I rolled my eyes at my total dweebish brothers as I scurried down the sand and onto the actual beach. Frank and Joe were already running after the thugs, who were charging toward their dune buggy. I looked around again, trying to find the yellow jeep.
I walked over to one of the guys near it. "Hey, buddy. Mind if I borrow your jeep? My brothers are the ones that are way over there and trying to get pulverized by those beach thugs."
The blonde guy I was talking too nodded quickly and handed over a key.
I gave him my sweetest, innocent smile. "Thanks!"
I jumped into the dune buggy and started the engine. It purred to life and I took off as fast as I could go. Skidding to a stop next to my idiotic brothers, I shouted, "Get in and buckle up!"
They stared at me in shock but jumped into the vehicle.
I saw the thugs hop into their green dune buggy and start it up. Before I could even blink, they were halfway across the beach. Then, suddenly, they stopped and turned around. The buggy growled almost.
My eyes lit up with happiness. "They wanna play chicken!" Okay, I admit, Joe didn't say that or jack the dune buggy, I did. But if it were any other situation, that would have been him.
I revved the engine a few times, sizing up our opponents. "No!" Frank yelled from the backseat. "No! They'll crush us!"
Joe and I shrugged simultaneously. "Who cares?" I asked.
Joe finished what I was saying. "It's fun!"
Frank shook his head sadly and said, "Why did it have to be twins? And why'd one of them have to be a smart aleck girl?"
I was smiled as I revved the engine once more before taking off. The other jeep charged at us also.
Fifty feet... Forty feet... Thirty feet...
"Jemma!
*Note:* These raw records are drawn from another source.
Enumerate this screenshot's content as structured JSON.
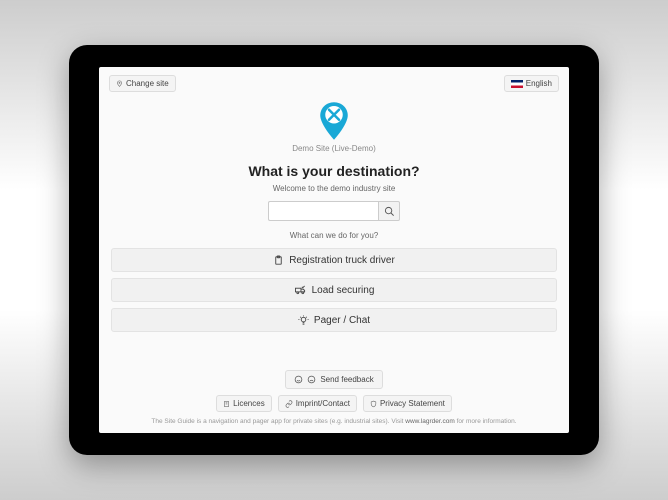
{
  "topbar": {
    "change_site": "Change site",
    "language": "English"
  },
  "site": {
    "name": "Demo Site (Live-Demo)"
  },
  "hero": {
    "headline": "What is your destination?",
    "subline": "Welcome to the demo industry site",
    "help": "What can we do for you?"
  },
  "search": {
    "placeholder": ""
  },
  "actions": {
    "register": "Registration truck driver",
    "securing": "Load securing",
    "pager": "Pager / Chat"
  },
  "footer": {
    "feedback": "Send feedback",
    "licences": "Licences",
    "imprint": "Imprint/Contact",
    "privacy": "Privacy Statement",
    "note_pre": "The Site Guide is a navigation and pager app for private sites (e.g. industrial sites). Visit ",
    "note_link": "www.lagrder.com",
    "note_post": " for more information."
  }
}
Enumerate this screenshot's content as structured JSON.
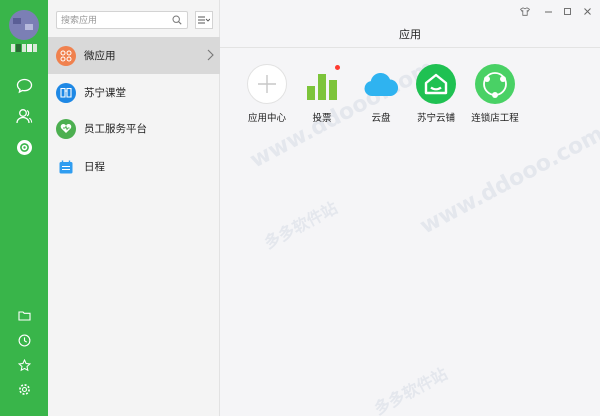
{
  "window": {
    "title": "应用"
  },
  "search": {
    "placeholder": "搜索应用"
  },
  "list": {
    "items": [
      {
        "label": "微应用",
        "icon": "apps-grid-icon",
        "color": "#f0814e",
        "selected": true
      },
      {
        "label": "苏宁课堂",
        "icon": "book-icon",
        "color": "#1e88e5"
      },
      {
        "label": "员工服务平台",
        "icon": "heart-icon",
        "color": "#4caf50"
      },
      {
        "label": "日程",
        "icon": "calendar-icon",
        "color": "#2f9df0"
      }
    ]
  },
  "apps": [
    {
      "label": "应用中心",
      "icon": "plus-icon",
      "color": "#ffffff"
    },
    {
      "label": "投票",
      "icon": "vote-bars-icon",
      "color": "#7cc43a",
      "badge": true
    },
    {
      "label": "云盘",
      "icon": "cloud-icon",
      "color": "#2fb3f0"
    },
    {
      "label": "苏宁云铺",
      "icon": "store-icon",
      "color": "#1fc152"
    },
    {
      "label": "连锁店工程",
      "icon": "cycle-icon",
      "color": "#49d165"
    }
  ],
  "colors": {
    "rail": "#39b54a",
    "accent": "#3cb371"
  },
  "watermark": {
    "text": "www.ddooo.com",
    "text2": "多多软件站"
  }
}
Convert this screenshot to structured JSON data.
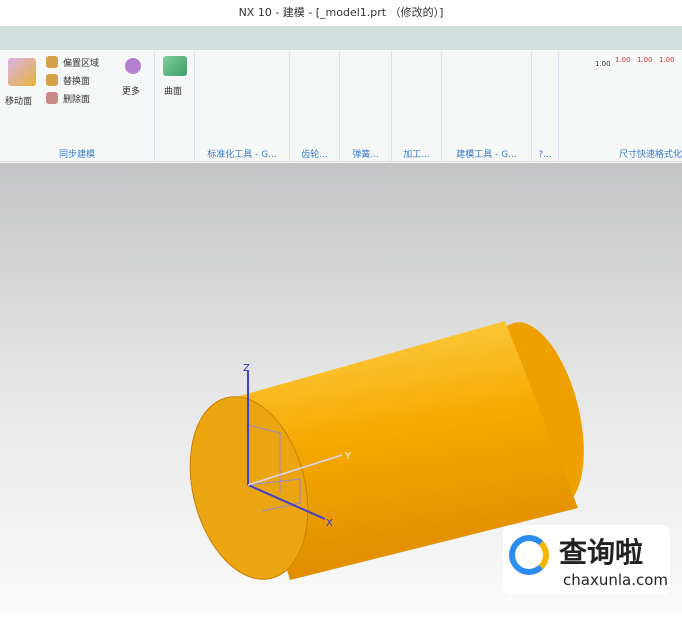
{
  "window": {
    "title": "NX 10 - 建模 - [_model1.prt （修改的）]"
  },
  "ribbon": {
    "sync": {
      "move_face": "移动面",
      "offset_region": "偏置区域",
      "replace_face": "替换面",
      "delete_face": "删除面",
      "more": "更多",
      "label": "同步建模"
    },
    "surface": {
      "label": "曲面"
    },
    "groups": [
      "标准化工具 - G...",
      "齿轮...",
      "弹簧...",
      "加工...",
      "建模工具 - G...",
      "?...",
      "尺寸快速格式化"
    ],
    "dim_values": [
      "1.00",
      "1.00",
      "1.00",
      "1.00"
    ]
  },
  "viewport": {
    "axes": {
      "x": "X",
      "y": "Y",
      "z": "Z"
    },
    "colors": {
      "model": "#f5a800"
    }
  },
  "watermark": {
    "brand": "查询啦",
    "url": "chaxunla.com"
  }
}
Turn!" Frank was shouting.
"Not yet!" I called back.
Twenty feet... Fifteen feet... Ten feet...
Nine feet...Six feet...five feet... Two feet...
I turned the wheel as hard as I could when we were only a foot apart. The bumpers hit each other and sparks flew into the air. We careened off of the other dune buggy and we started spinning.
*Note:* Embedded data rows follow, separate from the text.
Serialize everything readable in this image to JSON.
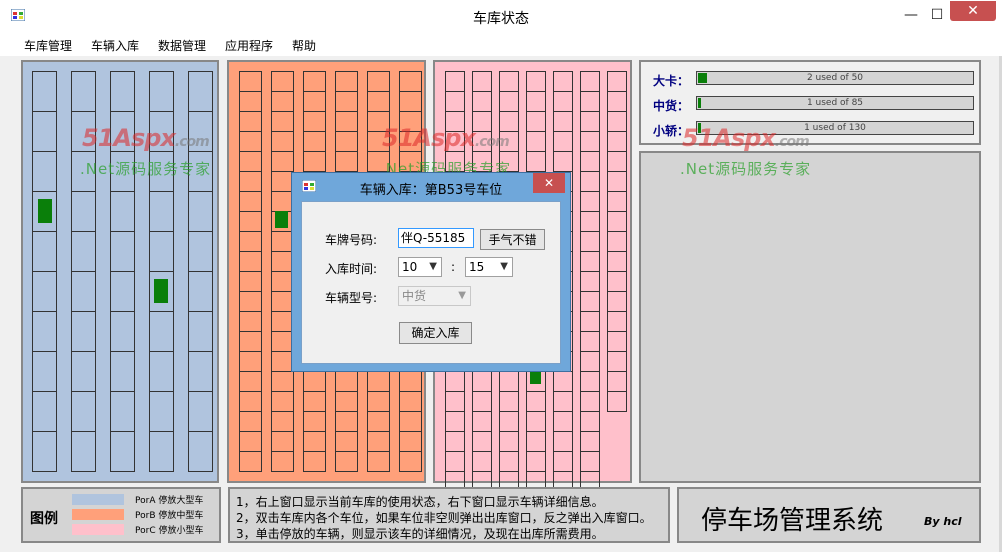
{
  "window": {
    "title": "车库状态"
  },
  "menu": [
    "车库管理",
    "车辆入库",
    "数据管理",
    "应用程序",
    "帮助"
  ],
  "colors": {
    "zoneA": "#b0c4de",
    "zoneB": "#ffa07a",
    "zoneC": "#ffc0cb",
    "occupied": "#0a7f0a"
  },
  "capacity": [
    {
      "label": "大卡：",
      "text": "2 used of 50",
      "fraction": 0.04
    },
    {
      "label": "中货：",
      "text": "1 used of 85",
      "fraction": 0.012
    },
    {
      "label": "小轿：",
      "text": "1 used of 130",
      "fraction": 0.008
    }
  ],
  "watermark": {
    "logo": "51Aspx",
    "logo_suffix": ".com",
    "subtitle": ".Net源码服务专家"
  },
  "legend": {
    "title": "图例",
    "items": [
      "PorA 停放大型车",
      "PorB 停放中型车",
      "PorC 停放小型车"
    ]
  },
  "info_lines": [
    "1，右上窗口显示当前车库的使用状态，右下窗口显示车辆详细信息。",
    "2，双击车库内各个车位，如果车位非空则弹出出库窗口，反之弹出入库窗口。",
    "3，单击停放的车辆，则显示该车的详细情况，及现在出库所需费用。"
  ],
  "brand": {
    "title": "停车场管理系统",
    "by": "By hcl"
  },
  "dialog": {
    "title": "车辆入库：第B53号车位",
    "plate_label": "车牌号码:",
    "plate_value": "伴Q-55185",
    "luck_button": "手气不错",
    "time_label": "入库时间:",
    "hour": "10",
    "colon": ":",
    "minute": "15",
    "type_label": "车辆型号:",
    "type_value": "中货",
    "confirm_button": "确定入库"
  }
}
I hit my head on the steering wheel, since the seatbelt just decided not to lock, but I didn't feel and blood.
When we finally stopped, I turned, carefully, to see the other buggy, upside down on a mound of sand.
Frank was moaning from the backseat. "I'll tell ATAC to bring the cops and an ambulance." He pulled out his phone and dialed the number for ATAC.
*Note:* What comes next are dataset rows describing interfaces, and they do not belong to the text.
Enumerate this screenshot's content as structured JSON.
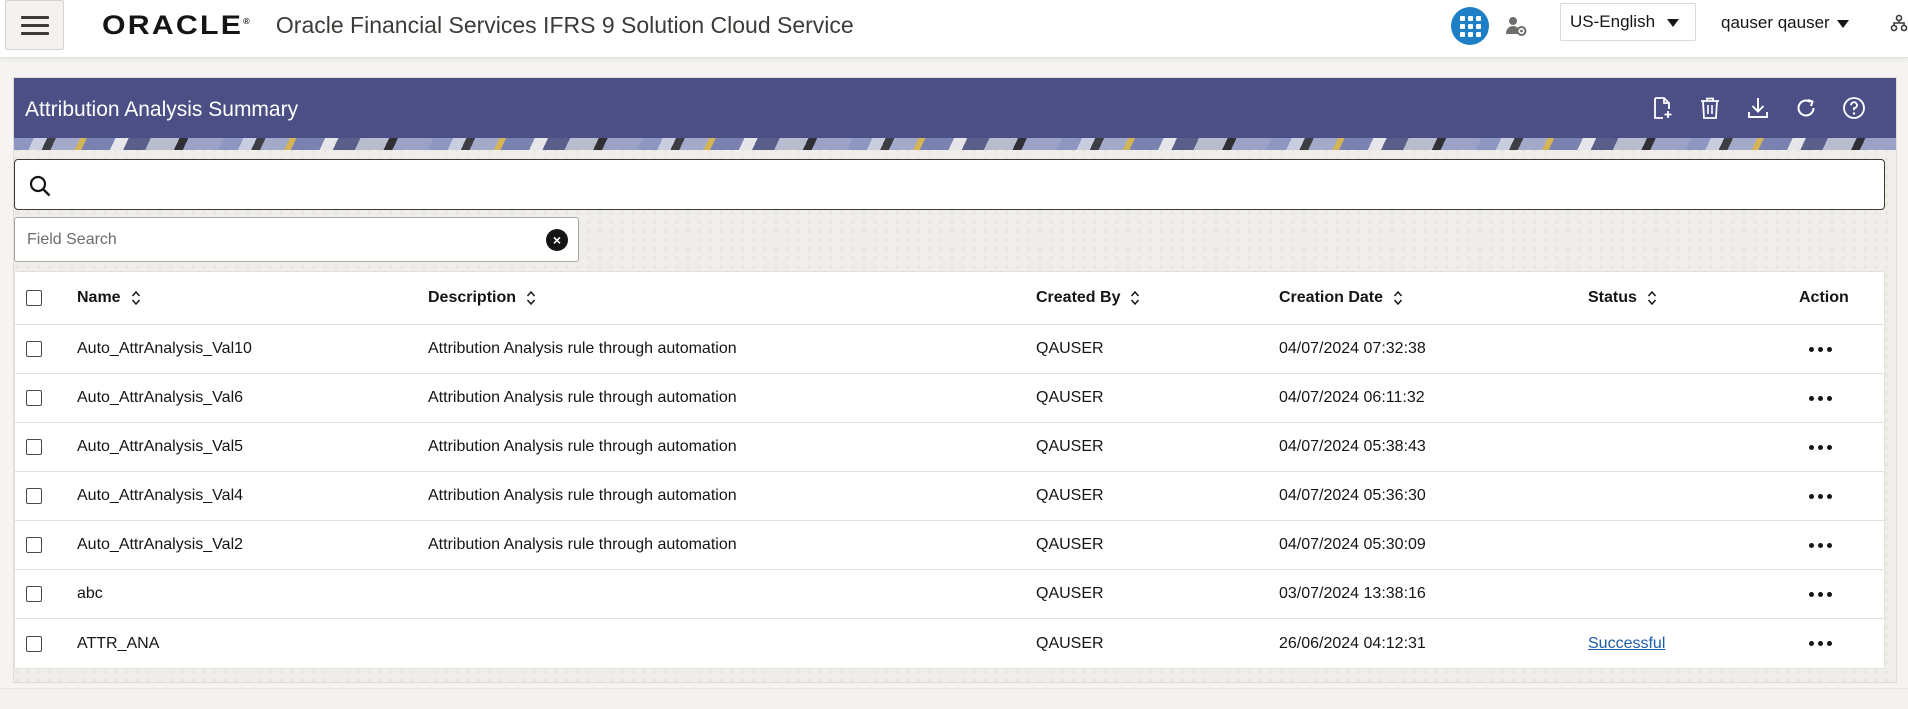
{
  "app": {
    "logo_text": "ORACLE",
    "logo_mark": "®",
    "title": "Oracle Financial Services IFRS 9 Solution Cloud Service",
    "language": "US-English",
    "user": "qauser qauser"
  },
  "icons": {
    "menu": "hamburger-menu-icon",
    "apps": "apps-grid-icon",
    "admin": "user-admin-icon",
    "org": "org-hierarchy-icon"
  },
  "panel": {
    "title": "Attribution Analysis Summary",
    "toolbar": [
      "new-document-icon",
      "delete-icon",
      "download-icon",
      "refresh-icon",
      "help-icon"
    ]
  },
  "search": {
    "placeholder": "",
    "field_search_placeholder": "Field Search"
  },
  "table": {
    "columns": {
      "name": "Name",
      "description": "Description",
      "created_by": "Created By",
      "creation_date": "Creation Date",
      "status": "Status",
      "action": "Action"
    },
    "rows": [
      {
        "name": "Auto_AttrAnalysis_Val10",
        "description": "Attribution Analysis rule through automation",
        "created_by": "QAUSER",
        "creation_date": "04/07/2024 07:32:38",
        "status": ""
      },
      {
        "name": "Auto_AttrAnalysis_Val6",
        "description": "Attribution Analysis rule through automation",
        "created_by": "QAUSER",
        "creation_date": "04/07/2024 06:11:32",
        "status": ""
      },
      {
        "name": "Auto_AttrAnalysis_Val5",
        "description": "Attribution Analysis rule through automation",
        "created_by": "QAUSER",
        "creation_date": "04/07/2024 05:38:43",
        "status": ""
      },
      {
        "name": "Auto_AttrAnalysis_Val4",
        "description": "Attribution Analysis rule through automation",
        "created_by": "QAUSER",
        "creation_date": "04/07/2024 05:36:30",
        "status": ""
      },
      {
        "name": "Auto_AttrAnalysis_Val2",
        "description": "Attribution Analysis rule through automation",
        "created_by": "QAUSER",
        "creation_date": "04/07/2024 05:30:09",
        "status": ""
      },
      {
        "name": "abc",
        "description": "",
        "created_by": "QAUSER",
        "creation_date": "03/07/2024 13:38:16",
        "status": ""
      },
      {
        "name": "ATTR_ANA",
        "description": "",
        "created_by": "QAUSER",
        "creation_date": "26/06/2024 04:12:31",
        "status": "Successful"
      }
    ]
  },
  "colors": {
    "header_band": "#4b4f86",
    "apps_button": "#1e7fc6",
    "link": "#1d5ea8"
  }
}
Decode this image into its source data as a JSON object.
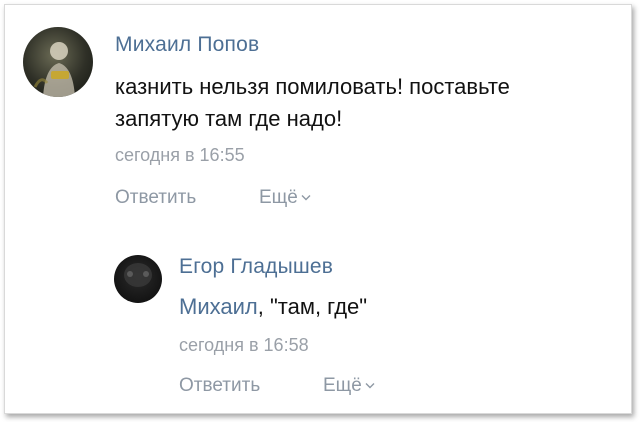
{
  "comments": [
    {
      "author": "Михаил Попов",
      "text_line1": "казнить нельзя помиловать! поставьте",
      "text_line2": "запятую там где надо!",
      "time": "сегодня в 16:55",
      "reply_label": "Ответить",
      "more_label": "Ещё"
    },
    {
      "author": "Егор Гладышев",
      "mention": "Михаил",
      "text": ", \"там, где\"",
      "time": "сегодня в 16:58",
      "reply_label": "Ответить",
      "more_label": "Ещё"
    }
  ],
  "colors": {
    "author": "#4d6f94",
    "text": "#111111",
    "meta": "#9aa0a8",
    "action": "#8e98a4"
  }
}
Maybe I should explain.
Frank, Joe, and I are undercover agents for ATAC – American Teens Against Crime. Our latest mission involved a quartet of beach-bum thieves who were stealing dirt bikes and dune buggies from the Off-Road Vehicle Park on the Jersey Shore. It was a pretty cool assignment. You could rent all sorts of vehicles by the hour and spend the day racing through the park's maze of trails, jumps, and sand dunes. The first day we were here, Frank, Joe, and I spotted the culprits – a shady looking group of long haired dudes with bandanas who always seemed to be lurking in the background.
Joe and I told Frank to lie low for a few days. But my stupid, older brother couldn't resist asking suspicious questions: "How often do you guys come here?" "What are the best trails?" "Which dirt bikes are the fastest?"
A few hours after that, the bandana dudes jumped us, tied us up, and dumped us along one of the bike trails in the woods.
"Come on," I told them, opening my door. 'Let's go find our bikes and get home. Dad can check out my hand when we get there." Oh yeah, I forgot to mention one more thing. Our dad was the founder of ATAC.
We walked along the trail for a while before coming to a three-way split in the path.
"The bikes are this way!" Frank was telling us.
"No, they're that way!" my twin argued vehemently.
I shook my heads at them and pointed until they turned to stare at me. "Our bikes are right there." I pointed behind a bush, where I could see the handle of one of our bike sticking out.
"Don't say it," they grumbled."
"Told ya so."
They hate it when I'm right.